Icon October 9, 2013 - 17:09 The Affordable Care Act’s Health Insurance Marketplace is open for enrollment, but some people will be left out in the cold if Virginia fails to expand Medicaid. Next week, the Medicaid Innovation and Reform Commission (MIRC) will hear public comments about Medicaid expansion. There are three opportunities for you to help make sure Medicaid is expanded to 400,000 low-income Virginians.   1.     Make a comment on the public comment website of MIRC. Click here to be taken directly to their public comment website. They want individual letters, so write from your heart and make your opinion known. For some facts about Medicaid expansion, please click here to view our flyer.   2.     Sign our petition to make sure Medicaid is expanded in Virginia. We will be delivering this petition soon, so make sure you pass it along to your friends and family.   3.     Show up! The MIRC is holding a public hearing on Tuesday, October 15 at 1 p.m. (you will want to come early for a seat and an opportunity to speak). The Commission will also meet on Monday, October 21 at 1 p.m.  Both of these meetings will be at the General Assembly Building in Richmond in House Room D.  The physical address for the building is 1000 Bank Street, Richmond, VA 23219.   What can you commit to? Every effort you make helps Virginians get closer to Medicaid expansion—a program that is good for people, good for the hospitals, good for communities, and good for our economy.

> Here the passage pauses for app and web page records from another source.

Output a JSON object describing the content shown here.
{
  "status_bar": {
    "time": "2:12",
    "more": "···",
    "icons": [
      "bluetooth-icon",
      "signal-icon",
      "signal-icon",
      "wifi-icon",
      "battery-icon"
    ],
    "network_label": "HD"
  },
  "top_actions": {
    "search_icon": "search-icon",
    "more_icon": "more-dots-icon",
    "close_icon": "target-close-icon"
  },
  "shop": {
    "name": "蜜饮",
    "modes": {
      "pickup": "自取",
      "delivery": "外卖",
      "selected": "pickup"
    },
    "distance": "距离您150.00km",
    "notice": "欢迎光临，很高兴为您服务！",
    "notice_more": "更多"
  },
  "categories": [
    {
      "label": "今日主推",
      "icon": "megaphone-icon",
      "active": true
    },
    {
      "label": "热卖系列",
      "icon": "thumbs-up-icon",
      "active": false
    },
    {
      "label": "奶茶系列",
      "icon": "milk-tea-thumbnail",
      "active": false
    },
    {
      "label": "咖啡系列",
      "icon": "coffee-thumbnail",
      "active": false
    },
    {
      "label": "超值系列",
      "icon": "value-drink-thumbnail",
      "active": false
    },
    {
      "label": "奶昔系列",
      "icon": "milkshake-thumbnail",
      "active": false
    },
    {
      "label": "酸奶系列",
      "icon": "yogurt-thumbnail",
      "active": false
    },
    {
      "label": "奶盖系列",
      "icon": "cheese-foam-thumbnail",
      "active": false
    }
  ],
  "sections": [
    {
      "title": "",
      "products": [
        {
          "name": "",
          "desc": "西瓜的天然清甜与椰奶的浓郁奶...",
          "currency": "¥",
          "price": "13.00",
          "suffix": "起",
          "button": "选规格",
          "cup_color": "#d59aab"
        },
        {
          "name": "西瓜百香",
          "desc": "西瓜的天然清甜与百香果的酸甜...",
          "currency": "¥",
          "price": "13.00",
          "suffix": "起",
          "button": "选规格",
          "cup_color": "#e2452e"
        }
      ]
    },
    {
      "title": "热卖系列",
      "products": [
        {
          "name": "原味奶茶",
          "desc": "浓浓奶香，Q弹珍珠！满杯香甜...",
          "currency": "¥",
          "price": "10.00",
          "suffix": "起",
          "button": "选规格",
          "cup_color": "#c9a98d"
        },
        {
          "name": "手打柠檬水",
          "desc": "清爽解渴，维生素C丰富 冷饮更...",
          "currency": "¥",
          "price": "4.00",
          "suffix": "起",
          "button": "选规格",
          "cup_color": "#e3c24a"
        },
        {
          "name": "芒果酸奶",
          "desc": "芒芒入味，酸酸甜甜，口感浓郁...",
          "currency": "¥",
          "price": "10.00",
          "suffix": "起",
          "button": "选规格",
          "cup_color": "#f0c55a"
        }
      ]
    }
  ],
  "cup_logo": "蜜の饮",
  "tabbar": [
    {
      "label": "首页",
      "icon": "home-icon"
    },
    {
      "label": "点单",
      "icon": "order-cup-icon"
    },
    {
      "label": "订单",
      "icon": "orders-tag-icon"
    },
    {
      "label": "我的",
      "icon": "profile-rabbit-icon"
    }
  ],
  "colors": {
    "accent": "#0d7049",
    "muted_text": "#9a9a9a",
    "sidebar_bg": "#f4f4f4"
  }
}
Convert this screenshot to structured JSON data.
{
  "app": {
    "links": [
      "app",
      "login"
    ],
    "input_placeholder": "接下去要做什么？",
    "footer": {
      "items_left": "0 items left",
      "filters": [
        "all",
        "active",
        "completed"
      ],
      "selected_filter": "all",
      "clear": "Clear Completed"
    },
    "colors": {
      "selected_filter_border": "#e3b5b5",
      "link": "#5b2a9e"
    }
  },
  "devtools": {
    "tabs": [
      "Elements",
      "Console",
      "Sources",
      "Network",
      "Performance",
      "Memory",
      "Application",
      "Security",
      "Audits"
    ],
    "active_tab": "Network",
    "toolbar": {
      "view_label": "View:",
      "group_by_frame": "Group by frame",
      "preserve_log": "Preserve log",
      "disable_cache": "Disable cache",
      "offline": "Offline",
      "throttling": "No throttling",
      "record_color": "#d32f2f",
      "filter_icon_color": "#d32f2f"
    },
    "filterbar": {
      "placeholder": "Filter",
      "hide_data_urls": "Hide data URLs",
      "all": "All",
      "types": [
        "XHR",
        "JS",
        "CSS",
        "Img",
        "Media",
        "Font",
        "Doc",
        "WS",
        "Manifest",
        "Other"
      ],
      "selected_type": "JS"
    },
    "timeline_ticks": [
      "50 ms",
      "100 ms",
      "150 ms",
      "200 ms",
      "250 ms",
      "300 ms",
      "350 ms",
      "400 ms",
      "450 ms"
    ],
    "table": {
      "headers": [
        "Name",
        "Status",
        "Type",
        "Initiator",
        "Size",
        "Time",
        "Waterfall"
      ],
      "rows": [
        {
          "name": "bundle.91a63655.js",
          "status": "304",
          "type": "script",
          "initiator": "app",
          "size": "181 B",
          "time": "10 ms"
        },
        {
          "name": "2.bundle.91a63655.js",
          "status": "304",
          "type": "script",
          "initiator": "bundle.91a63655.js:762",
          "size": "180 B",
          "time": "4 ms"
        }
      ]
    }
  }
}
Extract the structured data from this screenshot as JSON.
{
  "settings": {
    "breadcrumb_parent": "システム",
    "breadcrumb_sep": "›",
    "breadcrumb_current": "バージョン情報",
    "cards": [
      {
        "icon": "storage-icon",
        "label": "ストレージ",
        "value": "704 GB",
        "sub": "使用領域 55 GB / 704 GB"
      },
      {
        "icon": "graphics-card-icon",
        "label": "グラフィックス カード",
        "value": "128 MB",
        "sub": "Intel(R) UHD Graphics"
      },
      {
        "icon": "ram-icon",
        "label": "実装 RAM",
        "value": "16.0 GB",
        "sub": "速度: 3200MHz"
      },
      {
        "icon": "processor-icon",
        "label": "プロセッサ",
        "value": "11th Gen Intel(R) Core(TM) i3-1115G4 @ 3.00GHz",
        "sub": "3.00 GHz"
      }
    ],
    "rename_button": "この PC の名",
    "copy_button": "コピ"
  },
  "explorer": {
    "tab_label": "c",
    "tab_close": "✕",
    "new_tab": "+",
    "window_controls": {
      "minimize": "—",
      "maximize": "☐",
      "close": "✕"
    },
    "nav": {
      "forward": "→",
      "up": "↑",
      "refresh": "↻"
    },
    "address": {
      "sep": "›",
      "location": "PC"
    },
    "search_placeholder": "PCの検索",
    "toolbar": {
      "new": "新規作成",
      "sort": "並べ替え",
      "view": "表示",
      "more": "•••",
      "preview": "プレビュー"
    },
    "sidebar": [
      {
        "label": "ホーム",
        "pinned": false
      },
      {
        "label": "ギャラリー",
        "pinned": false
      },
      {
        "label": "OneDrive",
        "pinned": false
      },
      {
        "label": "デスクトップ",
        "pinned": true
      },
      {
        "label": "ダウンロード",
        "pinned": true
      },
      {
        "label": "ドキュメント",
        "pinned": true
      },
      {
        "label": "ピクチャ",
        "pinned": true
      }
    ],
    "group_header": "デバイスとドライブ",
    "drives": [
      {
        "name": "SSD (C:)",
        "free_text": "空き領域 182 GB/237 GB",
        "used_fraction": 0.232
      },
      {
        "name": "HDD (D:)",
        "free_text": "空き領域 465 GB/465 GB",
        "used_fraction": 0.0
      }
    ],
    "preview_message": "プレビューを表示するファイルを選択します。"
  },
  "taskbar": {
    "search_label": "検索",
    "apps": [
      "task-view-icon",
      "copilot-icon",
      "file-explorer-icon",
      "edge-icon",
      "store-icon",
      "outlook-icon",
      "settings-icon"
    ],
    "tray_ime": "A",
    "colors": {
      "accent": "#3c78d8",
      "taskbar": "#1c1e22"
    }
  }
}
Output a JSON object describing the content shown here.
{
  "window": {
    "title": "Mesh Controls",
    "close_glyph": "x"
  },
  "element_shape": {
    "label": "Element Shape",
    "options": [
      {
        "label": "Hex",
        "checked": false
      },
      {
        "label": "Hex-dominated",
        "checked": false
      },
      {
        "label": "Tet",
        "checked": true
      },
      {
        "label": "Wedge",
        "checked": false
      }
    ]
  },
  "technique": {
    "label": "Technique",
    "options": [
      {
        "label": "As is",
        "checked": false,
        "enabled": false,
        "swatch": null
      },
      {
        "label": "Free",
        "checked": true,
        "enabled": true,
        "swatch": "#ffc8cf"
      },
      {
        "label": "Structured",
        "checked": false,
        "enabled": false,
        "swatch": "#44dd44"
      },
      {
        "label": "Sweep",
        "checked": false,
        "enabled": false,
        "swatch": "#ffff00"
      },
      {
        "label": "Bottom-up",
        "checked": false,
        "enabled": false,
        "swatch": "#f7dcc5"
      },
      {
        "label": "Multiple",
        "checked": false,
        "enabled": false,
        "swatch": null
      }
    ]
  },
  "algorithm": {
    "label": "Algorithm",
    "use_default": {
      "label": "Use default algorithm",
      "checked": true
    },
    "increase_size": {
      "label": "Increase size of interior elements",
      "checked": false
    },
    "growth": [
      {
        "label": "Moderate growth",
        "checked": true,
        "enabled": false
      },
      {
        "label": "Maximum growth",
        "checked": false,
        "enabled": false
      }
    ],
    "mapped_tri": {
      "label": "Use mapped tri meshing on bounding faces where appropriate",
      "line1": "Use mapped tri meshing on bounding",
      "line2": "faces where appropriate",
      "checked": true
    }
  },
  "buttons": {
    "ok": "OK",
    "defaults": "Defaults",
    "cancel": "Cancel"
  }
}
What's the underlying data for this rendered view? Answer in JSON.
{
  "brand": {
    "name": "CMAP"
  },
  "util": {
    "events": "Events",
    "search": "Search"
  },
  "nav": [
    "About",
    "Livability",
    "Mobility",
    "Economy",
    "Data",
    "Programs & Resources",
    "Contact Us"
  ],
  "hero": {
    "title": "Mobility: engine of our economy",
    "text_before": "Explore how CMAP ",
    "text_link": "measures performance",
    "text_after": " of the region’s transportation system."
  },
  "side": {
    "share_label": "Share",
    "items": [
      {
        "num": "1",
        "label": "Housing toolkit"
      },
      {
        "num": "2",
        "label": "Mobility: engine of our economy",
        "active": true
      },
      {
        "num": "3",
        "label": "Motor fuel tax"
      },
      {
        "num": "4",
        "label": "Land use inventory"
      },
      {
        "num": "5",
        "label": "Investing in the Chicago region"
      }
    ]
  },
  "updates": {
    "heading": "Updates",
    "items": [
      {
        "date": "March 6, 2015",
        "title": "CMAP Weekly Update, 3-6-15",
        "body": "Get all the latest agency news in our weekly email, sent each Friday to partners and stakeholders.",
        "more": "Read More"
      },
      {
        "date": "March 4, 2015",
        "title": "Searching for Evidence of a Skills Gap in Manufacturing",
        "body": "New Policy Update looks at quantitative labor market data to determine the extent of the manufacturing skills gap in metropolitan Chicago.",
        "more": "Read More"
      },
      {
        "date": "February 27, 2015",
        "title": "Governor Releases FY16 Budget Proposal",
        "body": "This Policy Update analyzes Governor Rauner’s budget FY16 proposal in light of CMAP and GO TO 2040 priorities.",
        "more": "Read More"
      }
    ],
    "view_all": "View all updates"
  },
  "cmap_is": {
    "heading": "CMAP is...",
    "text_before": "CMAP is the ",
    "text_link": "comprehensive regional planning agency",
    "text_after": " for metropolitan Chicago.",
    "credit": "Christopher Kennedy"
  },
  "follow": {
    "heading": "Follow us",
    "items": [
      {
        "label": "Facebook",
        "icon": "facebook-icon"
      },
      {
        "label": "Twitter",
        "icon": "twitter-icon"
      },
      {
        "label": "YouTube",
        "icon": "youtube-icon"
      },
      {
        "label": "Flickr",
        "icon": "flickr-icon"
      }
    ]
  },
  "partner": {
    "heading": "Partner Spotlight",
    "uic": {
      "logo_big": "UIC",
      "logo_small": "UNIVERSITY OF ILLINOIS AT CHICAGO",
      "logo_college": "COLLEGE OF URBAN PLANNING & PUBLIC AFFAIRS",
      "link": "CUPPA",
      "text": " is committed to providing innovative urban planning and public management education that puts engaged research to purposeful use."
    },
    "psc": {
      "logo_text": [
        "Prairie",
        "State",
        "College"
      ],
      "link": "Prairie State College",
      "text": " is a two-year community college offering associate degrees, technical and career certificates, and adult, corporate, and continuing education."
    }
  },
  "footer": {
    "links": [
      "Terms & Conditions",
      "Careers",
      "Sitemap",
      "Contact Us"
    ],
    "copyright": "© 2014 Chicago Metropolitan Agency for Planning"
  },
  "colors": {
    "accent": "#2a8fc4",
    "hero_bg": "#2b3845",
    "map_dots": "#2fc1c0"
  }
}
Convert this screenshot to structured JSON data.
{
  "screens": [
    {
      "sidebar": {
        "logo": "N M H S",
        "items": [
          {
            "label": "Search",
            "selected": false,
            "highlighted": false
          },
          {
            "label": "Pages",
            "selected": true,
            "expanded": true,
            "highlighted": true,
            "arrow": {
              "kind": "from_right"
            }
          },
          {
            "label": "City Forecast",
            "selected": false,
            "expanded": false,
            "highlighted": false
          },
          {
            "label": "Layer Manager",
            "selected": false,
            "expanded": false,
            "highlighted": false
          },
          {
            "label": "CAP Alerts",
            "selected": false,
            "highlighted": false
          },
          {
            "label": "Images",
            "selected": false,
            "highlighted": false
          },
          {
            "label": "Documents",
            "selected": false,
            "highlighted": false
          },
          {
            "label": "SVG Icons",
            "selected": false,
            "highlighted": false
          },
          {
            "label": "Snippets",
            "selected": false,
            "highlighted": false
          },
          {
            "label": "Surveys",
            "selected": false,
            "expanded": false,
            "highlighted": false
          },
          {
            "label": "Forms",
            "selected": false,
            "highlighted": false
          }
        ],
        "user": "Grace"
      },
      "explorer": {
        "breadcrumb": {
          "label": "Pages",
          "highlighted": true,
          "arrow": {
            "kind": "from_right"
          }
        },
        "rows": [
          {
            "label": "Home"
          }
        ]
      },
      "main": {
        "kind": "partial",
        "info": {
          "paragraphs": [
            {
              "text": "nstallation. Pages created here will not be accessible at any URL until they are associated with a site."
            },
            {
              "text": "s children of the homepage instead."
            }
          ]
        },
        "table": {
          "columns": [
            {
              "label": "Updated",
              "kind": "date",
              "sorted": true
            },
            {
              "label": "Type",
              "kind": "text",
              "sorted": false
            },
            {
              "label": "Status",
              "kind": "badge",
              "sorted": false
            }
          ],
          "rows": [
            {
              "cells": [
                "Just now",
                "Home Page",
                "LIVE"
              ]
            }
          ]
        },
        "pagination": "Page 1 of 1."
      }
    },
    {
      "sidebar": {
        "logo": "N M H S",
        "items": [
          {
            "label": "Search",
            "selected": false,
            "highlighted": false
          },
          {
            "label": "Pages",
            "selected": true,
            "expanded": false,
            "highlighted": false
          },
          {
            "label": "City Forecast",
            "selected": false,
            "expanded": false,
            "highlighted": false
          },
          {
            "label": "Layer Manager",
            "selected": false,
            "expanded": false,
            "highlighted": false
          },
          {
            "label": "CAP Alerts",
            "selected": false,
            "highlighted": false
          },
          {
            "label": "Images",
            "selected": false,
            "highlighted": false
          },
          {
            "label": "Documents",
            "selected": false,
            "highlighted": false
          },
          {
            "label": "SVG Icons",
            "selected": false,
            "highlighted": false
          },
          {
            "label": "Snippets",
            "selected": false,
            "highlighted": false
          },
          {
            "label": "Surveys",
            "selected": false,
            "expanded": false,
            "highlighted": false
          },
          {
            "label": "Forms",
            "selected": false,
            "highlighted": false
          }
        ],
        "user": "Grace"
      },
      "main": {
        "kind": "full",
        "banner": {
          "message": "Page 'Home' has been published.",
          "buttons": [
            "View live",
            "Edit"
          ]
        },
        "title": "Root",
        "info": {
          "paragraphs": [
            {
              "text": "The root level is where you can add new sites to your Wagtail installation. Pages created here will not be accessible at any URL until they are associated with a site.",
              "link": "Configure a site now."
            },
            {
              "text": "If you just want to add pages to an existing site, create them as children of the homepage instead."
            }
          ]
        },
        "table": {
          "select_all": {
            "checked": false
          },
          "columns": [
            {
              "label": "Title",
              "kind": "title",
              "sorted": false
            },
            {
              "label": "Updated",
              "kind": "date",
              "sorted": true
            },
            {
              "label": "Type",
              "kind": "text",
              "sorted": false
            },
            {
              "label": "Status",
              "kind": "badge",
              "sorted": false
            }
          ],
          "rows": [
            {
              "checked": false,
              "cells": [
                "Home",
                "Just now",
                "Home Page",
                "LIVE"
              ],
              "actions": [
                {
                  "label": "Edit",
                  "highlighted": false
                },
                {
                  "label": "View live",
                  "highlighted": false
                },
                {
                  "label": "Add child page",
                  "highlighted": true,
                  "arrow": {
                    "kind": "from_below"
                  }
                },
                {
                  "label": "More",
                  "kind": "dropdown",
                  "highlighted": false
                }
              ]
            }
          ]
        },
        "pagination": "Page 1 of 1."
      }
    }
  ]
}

Affordable Care Act: Newest Tool in Fight Against Breast Cancer

Icon October 8, 2013 - 13:50 By Alison Burns (10/08/13) RICHMOND, Va. - October is National Breast Cancer Awareness Month, and this year's event marks a major shift for women's ability to access the health care they need. Matt Schafer, state government relations director for the American Cancer Society's Cancer Action Network, pointed out that under the Affordable Care Act, women cannot be denied coverage because of preexisting conditions such as breast cancer. "The health-care law also requires health plans to cover annual preventive mammograms for women starting at age 40," Schafer said. "It prohibits lifetime dollar limits on coverage, and it also restricts the amount of out-of-pocket costs. And for an organization like the American Cancer Society, that's focused on finding a cure for this disease, nothing can be better." Education on prevention, earlier detection and better treatment options have all helped the five-year survival rate for breast cancer to climb to around 98 percent. According to Schafer, more improvements are expected as more women are able to access affordable health care and get regular check-ups and treatment if needed. "We've learned a lot about cancer. We've learned a lot about preventing it. We've learned a lot about treating it, but the one challenge we've encountered is cost," he said. "And the peace of mind that women are going to have looking into the next year; they can spend more time focusing on getting healthy, and not worrying about their life savings." Each year in Virginia, there are more than 6000 new cases diagnosed and around 1100 women in the state die from breast cancer. More information is at     Click here to view this story on the Public News Service RSS site and access an audio version of this and other stories: